Since its beginnings in 1934 there have been many changes and additions to the racing program. With the increase in the horse population the format of racing moved from “heats” to “double dashes” and finally to “divisions”. The number of races grew from two classes with three heats to six classes with twenty-six divisions in 2008.

Over the past 75 years the various governments on Prince Edward Island have proven supportive of the efforts of the PEI Harness Racing Club and The PEI Colt Stakes in providing racing opportunities for Island bred horses. This support has fostered a vibrant breeding industry on the Island, with a definite future as an important part of our agricultural and sporting heritage.

From humble beginnings the Colt Stakes has grown to be an event encompassing races held over three race dates and with total purses of $140,000 in 2008. The total money paid out over the past 75 years amounts to over $2.3 million. Along the way, the Colt Stakes racing on PEI has evolved into the Island Breeders Series with races at the Summerside track to complement the annual PEI Colt Stakes in Charlottetown. The best horses return for the Island Breeders Championships at the end of the season.

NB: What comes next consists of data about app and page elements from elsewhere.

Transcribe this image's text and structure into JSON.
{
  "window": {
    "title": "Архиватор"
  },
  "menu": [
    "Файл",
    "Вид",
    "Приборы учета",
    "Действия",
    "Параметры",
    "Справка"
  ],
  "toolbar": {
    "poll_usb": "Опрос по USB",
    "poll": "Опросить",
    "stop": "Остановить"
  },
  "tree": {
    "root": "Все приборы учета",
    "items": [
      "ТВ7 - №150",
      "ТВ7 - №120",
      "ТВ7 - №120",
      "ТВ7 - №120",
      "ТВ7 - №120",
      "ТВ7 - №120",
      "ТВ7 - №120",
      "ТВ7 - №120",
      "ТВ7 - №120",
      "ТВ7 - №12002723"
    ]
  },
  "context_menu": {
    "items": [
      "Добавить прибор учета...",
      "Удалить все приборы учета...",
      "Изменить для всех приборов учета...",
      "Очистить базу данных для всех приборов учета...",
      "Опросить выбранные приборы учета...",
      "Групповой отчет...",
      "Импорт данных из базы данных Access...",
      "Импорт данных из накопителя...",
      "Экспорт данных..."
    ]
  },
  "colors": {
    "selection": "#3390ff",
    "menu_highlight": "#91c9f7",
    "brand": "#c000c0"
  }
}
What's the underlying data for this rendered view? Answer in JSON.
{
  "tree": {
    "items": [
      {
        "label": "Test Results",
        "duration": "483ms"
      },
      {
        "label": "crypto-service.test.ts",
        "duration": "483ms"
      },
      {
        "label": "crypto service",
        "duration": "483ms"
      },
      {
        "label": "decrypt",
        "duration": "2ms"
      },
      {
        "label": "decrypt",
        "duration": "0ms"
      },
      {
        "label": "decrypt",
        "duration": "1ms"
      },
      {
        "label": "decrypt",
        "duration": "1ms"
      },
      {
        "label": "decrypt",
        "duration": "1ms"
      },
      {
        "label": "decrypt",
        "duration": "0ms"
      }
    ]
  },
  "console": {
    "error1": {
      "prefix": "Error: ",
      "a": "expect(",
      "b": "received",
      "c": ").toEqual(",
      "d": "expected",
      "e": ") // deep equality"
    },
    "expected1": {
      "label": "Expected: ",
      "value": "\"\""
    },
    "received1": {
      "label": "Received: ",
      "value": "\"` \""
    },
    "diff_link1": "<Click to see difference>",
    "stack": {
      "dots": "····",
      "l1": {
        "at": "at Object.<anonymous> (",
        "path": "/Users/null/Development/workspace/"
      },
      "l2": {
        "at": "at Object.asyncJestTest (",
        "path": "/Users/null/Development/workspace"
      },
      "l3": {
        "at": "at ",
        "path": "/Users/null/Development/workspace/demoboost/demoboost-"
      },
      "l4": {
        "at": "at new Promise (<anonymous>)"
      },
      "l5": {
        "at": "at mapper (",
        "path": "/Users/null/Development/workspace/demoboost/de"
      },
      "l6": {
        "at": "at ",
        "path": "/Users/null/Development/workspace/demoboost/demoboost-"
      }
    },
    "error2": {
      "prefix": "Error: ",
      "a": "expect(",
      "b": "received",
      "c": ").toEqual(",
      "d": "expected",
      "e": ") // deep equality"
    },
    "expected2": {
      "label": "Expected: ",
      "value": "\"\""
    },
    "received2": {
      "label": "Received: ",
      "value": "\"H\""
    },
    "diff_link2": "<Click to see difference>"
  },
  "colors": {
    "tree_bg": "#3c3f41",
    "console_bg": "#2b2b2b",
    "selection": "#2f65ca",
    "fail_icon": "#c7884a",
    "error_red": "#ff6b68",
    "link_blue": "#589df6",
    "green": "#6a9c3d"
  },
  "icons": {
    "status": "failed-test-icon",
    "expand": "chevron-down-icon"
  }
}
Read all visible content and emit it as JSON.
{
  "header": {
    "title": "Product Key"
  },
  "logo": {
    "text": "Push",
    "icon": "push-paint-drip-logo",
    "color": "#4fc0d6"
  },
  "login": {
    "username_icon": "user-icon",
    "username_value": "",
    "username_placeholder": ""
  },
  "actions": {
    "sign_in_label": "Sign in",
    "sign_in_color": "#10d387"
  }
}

The Island Breeders Series paid out over $320,000 in 2008.

In the statement of purpose for the original PEI Harness Racing Club the following was reported in the Guardian account of the first meeting as follows:

“This Club would encourage the breeding of Standardbred horses on the Island and would bring back the Island horse into the spotlight.”

Mission accomplished.